▶ [Assignment]:
Search each line below for the word "market" and list those that contain it.

■ ■ ■

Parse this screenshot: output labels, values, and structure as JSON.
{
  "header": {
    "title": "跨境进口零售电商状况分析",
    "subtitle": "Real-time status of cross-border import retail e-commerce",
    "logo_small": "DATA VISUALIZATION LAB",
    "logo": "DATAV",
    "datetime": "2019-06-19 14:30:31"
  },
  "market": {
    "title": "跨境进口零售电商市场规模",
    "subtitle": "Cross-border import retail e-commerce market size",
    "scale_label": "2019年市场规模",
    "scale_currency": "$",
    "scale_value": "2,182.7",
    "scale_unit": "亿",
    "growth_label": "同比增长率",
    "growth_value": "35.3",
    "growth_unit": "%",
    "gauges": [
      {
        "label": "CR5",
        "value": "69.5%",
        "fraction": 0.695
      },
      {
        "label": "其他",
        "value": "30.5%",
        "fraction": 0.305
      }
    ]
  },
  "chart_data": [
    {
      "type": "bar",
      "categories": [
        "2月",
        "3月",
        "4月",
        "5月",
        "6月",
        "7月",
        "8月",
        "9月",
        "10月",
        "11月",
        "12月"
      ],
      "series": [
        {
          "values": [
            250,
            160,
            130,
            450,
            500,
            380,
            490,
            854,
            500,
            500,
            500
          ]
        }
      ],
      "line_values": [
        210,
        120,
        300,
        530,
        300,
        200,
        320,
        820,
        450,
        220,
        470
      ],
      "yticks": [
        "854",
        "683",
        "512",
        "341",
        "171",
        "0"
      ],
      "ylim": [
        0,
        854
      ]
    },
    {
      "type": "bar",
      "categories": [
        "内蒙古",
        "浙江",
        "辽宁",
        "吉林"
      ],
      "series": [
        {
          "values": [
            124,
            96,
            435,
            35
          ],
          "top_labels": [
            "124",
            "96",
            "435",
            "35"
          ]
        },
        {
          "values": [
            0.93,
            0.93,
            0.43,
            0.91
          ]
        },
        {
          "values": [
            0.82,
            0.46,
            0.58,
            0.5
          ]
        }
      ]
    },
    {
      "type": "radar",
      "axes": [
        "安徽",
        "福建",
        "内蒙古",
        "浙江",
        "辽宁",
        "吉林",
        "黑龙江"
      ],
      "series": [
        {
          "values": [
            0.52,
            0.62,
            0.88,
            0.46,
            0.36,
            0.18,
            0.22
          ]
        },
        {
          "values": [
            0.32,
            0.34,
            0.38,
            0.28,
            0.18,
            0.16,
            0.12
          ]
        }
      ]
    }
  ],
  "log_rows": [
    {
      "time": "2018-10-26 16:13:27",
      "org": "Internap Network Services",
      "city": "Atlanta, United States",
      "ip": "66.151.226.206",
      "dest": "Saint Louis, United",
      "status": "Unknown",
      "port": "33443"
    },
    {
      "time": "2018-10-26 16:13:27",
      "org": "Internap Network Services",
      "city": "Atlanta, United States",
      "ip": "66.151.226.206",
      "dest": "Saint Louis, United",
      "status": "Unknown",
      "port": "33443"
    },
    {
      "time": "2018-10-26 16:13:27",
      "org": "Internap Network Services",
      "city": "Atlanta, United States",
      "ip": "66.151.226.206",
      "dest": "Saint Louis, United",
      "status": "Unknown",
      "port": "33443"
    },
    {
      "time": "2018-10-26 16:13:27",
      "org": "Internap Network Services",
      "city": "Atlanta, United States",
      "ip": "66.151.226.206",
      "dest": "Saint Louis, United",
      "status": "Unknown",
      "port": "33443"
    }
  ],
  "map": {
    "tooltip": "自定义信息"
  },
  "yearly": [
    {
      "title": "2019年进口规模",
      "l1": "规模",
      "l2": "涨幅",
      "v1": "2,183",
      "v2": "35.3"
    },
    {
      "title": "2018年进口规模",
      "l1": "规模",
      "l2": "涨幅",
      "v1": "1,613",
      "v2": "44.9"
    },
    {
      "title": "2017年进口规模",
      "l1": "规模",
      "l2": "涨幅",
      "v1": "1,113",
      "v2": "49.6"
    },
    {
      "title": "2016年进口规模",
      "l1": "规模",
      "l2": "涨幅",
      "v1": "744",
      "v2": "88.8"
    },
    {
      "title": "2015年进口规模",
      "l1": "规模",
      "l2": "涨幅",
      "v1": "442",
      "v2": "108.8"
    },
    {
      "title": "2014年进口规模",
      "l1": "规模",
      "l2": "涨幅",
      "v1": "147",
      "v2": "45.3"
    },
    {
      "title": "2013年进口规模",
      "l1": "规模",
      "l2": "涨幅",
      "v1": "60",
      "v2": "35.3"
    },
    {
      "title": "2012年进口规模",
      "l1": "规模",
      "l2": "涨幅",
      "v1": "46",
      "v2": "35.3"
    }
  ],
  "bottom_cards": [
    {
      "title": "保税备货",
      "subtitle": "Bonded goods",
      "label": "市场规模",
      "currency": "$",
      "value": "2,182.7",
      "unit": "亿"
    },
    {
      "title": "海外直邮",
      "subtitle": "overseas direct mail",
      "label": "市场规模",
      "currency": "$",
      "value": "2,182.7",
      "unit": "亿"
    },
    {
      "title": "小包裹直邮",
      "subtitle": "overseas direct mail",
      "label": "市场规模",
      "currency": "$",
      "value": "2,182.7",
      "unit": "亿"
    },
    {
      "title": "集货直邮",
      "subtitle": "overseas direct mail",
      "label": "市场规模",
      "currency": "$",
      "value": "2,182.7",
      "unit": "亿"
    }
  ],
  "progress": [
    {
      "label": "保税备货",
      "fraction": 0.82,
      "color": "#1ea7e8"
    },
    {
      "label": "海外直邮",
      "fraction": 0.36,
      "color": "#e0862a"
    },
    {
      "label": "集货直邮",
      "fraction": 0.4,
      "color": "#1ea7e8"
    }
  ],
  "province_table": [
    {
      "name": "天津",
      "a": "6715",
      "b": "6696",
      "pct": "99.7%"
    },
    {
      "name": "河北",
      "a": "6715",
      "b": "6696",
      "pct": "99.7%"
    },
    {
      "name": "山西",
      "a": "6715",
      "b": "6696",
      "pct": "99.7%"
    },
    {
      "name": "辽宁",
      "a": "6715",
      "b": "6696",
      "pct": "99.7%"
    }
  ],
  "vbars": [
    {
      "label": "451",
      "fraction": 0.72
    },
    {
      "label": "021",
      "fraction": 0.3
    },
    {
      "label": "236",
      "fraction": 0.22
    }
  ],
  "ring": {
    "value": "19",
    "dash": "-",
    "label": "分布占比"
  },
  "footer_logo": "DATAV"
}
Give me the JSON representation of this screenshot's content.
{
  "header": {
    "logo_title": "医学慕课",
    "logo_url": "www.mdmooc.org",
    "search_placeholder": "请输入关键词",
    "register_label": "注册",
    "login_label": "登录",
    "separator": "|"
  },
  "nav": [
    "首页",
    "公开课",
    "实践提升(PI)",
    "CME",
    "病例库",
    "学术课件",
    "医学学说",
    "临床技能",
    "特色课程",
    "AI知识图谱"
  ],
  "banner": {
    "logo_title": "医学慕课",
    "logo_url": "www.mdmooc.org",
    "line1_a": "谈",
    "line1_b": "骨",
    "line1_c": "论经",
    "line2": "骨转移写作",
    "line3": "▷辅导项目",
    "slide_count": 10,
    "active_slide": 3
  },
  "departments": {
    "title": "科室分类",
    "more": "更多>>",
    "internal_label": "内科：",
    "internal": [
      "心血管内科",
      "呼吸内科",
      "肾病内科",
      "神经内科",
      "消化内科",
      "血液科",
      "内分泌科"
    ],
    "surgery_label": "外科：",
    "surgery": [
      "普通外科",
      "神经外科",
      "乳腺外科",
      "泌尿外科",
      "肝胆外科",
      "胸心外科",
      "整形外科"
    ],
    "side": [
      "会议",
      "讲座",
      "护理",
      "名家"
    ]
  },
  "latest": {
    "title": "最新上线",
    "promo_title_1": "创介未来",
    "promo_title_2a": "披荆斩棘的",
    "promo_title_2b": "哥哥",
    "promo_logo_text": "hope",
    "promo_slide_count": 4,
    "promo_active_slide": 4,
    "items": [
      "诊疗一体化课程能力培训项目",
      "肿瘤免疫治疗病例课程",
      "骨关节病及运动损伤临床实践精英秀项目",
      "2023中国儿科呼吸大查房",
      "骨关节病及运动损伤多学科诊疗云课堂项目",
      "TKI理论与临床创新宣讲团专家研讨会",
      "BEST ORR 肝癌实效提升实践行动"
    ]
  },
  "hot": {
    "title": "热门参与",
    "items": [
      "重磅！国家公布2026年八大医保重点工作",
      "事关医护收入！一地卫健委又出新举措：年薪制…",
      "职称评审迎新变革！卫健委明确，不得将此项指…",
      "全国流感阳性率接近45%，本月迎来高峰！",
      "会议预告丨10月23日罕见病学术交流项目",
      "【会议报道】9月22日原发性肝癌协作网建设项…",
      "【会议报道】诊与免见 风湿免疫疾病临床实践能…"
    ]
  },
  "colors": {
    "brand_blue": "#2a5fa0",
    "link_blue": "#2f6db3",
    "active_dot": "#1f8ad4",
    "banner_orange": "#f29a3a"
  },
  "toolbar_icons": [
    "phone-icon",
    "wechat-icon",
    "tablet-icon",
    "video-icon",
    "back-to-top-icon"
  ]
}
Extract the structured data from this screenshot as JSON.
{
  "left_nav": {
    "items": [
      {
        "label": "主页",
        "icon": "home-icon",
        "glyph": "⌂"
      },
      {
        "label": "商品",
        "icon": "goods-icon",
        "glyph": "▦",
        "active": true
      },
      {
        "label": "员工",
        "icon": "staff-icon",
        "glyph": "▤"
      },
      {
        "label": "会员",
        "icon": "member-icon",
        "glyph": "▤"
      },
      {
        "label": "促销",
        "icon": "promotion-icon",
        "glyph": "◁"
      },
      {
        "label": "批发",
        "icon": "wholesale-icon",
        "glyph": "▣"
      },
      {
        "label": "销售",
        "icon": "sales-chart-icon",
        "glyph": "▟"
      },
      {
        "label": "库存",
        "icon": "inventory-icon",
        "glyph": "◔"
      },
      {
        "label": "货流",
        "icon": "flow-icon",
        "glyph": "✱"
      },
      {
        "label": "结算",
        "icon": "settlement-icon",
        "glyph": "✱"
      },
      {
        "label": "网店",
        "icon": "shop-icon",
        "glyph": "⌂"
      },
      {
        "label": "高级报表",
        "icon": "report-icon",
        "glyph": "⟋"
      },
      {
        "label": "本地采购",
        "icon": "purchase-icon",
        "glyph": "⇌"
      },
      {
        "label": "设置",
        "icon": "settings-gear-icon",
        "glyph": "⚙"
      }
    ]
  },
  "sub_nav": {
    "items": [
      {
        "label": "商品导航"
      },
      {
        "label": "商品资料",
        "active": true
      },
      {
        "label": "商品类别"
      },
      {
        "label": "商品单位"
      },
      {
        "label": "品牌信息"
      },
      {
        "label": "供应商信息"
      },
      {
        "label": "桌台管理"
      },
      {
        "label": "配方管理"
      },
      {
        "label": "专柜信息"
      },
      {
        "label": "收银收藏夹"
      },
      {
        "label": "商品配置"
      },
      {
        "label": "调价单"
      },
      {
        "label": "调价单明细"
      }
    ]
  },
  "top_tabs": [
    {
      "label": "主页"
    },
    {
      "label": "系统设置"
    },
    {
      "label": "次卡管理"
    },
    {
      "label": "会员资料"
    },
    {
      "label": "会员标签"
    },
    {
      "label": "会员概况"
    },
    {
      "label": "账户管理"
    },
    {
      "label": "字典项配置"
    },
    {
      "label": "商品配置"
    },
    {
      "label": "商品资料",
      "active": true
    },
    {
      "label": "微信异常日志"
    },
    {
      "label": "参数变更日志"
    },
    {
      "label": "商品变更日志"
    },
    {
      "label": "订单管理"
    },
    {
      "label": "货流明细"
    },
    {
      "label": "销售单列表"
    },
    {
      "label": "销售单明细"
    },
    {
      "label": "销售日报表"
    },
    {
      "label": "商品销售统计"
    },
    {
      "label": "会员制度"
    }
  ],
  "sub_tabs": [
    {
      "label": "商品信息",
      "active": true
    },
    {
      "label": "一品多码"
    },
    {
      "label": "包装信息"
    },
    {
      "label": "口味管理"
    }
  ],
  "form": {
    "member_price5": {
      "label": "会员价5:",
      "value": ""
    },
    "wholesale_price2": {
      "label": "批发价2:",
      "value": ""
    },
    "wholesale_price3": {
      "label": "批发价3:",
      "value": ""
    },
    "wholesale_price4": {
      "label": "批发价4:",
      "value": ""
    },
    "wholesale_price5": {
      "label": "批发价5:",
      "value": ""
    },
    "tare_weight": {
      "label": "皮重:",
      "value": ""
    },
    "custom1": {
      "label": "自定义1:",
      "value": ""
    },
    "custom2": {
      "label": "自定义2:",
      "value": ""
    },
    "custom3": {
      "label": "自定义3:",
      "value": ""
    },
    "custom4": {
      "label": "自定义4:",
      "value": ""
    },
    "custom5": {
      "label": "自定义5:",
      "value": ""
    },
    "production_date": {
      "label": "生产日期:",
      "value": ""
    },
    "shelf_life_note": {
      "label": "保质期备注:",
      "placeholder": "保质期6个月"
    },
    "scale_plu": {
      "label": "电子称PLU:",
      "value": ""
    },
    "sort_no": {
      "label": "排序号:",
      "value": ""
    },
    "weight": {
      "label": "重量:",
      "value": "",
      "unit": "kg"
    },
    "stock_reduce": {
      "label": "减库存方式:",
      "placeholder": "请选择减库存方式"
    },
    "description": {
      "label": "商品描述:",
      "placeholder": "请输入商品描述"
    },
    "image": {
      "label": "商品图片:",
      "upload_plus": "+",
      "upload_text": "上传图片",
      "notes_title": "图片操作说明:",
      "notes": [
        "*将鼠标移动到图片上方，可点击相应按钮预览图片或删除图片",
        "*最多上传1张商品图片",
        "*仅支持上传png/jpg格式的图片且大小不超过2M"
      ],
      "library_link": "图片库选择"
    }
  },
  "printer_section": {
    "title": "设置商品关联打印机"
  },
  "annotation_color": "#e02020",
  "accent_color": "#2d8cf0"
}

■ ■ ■

▶ [Answer to this problem]:
  "market": {
    "subtitle": "Cross-border import retail e-commerce market size",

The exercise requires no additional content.